%%

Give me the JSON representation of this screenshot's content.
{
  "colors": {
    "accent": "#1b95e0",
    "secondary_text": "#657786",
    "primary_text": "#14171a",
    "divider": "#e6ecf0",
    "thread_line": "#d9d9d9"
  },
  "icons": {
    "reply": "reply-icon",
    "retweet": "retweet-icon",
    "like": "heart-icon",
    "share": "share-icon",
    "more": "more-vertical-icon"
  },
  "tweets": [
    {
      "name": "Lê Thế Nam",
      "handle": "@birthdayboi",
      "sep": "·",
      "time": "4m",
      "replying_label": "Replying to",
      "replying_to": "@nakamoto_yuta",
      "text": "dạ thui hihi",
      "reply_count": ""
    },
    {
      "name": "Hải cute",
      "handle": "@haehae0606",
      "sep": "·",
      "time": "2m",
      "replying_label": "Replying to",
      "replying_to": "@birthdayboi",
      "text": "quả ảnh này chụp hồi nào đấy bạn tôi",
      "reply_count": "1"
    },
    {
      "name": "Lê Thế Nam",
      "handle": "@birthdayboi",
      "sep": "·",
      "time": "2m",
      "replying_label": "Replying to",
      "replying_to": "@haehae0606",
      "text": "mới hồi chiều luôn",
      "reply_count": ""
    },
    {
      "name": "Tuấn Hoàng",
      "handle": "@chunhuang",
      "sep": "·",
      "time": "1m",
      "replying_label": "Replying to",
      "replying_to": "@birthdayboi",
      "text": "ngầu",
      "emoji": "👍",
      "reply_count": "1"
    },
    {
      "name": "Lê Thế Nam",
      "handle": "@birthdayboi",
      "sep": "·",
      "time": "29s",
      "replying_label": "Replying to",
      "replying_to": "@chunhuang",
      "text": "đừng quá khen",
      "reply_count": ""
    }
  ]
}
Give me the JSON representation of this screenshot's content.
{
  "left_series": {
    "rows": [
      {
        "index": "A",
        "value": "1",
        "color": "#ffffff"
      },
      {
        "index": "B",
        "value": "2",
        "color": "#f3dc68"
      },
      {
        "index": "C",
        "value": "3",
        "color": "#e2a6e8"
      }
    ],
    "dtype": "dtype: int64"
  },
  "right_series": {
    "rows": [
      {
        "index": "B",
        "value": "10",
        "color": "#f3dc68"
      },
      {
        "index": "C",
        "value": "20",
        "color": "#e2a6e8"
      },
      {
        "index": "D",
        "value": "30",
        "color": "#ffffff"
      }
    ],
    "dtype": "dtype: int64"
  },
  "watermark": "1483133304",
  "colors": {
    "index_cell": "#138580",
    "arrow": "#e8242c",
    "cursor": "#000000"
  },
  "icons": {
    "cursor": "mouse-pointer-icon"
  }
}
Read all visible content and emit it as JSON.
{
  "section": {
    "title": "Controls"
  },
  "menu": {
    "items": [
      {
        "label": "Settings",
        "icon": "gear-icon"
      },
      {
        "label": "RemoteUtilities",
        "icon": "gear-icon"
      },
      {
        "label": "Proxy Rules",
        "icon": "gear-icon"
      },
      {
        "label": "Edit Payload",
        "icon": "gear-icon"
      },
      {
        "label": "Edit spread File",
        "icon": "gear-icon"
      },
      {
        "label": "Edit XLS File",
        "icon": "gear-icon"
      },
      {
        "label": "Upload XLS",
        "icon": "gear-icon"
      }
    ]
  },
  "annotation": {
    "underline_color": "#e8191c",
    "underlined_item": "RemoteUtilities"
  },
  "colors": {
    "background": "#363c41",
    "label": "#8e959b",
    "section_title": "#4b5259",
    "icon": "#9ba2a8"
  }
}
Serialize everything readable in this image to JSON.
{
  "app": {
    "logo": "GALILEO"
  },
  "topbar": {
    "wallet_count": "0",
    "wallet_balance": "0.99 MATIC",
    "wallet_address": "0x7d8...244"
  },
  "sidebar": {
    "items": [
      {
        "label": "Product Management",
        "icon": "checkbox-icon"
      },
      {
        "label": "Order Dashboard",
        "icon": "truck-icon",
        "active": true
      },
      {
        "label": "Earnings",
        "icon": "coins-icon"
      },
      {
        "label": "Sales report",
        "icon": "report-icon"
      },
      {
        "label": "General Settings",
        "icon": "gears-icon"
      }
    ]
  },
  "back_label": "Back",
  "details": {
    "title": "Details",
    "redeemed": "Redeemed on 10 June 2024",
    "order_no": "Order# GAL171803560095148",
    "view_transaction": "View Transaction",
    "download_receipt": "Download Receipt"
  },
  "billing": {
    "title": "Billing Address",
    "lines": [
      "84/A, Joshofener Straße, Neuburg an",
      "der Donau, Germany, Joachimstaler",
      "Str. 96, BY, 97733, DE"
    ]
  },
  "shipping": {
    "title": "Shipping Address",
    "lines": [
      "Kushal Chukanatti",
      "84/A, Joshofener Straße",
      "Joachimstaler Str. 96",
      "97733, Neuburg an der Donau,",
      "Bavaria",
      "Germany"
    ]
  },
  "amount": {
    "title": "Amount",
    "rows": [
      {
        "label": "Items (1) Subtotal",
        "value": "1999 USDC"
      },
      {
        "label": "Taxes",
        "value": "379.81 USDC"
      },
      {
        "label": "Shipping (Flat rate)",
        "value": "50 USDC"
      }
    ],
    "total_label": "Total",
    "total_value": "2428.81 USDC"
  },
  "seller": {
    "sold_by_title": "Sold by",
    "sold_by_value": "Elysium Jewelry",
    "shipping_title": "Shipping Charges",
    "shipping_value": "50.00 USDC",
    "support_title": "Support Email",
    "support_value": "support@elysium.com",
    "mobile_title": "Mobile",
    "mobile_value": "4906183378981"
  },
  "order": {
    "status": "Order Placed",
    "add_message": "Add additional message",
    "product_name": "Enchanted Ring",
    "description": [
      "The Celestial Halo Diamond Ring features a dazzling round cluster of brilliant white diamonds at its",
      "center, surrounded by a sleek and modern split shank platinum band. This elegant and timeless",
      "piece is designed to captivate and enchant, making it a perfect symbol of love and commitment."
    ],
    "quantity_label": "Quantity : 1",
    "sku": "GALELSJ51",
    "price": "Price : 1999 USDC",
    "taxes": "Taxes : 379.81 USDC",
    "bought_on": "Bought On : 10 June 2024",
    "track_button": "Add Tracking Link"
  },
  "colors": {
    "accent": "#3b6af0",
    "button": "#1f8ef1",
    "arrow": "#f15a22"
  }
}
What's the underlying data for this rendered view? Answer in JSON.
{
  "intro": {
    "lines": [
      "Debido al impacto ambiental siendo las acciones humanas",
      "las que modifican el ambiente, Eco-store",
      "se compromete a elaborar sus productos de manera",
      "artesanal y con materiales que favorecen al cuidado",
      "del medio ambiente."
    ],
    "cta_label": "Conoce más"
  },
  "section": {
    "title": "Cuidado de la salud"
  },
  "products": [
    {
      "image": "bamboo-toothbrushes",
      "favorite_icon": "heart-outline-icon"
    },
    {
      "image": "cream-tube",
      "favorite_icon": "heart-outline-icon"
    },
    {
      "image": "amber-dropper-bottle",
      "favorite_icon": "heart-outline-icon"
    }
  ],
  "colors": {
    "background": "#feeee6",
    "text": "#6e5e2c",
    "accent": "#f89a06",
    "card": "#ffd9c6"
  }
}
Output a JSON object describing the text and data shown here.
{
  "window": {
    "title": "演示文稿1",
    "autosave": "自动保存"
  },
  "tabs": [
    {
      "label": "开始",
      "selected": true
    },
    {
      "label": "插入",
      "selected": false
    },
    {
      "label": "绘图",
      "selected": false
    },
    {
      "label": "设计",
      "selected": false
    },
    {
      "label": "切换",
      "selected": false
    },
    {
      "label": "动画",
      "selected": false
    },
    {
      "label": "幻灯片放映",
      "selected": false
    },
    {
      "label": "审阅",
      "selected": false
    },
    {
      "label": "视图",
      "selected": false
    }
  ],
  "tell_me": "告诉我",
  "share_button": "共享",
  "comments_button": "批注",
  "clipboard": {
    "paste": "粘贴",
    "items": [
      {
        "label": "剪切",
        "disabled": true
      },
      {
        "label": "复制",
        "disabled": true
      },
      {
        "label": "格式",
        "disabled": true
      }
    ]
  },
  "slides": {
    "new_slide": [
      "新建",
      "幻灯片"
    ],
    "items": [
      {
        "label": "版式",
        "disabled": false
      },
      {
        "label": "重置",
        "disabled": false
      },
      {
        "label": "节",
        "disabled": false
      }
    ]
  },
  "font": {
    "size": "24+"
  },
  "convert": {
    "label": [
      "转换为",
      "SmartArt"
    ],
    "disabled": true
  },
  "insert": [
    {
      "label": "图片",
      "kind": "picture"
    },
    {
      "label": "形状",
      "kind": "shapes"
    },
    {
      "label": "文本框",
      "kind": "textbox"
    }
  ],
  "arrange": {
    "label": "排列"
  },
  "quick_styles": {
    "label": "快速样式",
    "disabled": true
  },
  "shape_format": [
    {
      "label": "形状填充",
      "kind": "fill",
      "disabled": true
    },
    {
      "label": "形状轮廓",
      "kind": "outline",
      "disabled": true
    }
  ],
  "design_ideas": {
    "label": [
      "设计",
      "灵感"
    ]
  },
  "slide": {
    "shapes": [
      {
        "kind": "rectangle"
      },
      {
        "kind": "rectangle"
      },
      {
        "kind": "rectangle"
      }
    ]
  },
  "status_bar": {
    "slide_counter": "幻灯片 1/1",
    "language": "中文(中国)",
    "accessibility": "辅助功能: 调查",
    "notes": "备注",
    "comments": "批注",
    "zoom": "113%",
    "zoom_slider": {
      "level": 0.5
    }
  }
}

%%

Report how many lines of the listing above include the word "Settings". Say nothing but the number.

2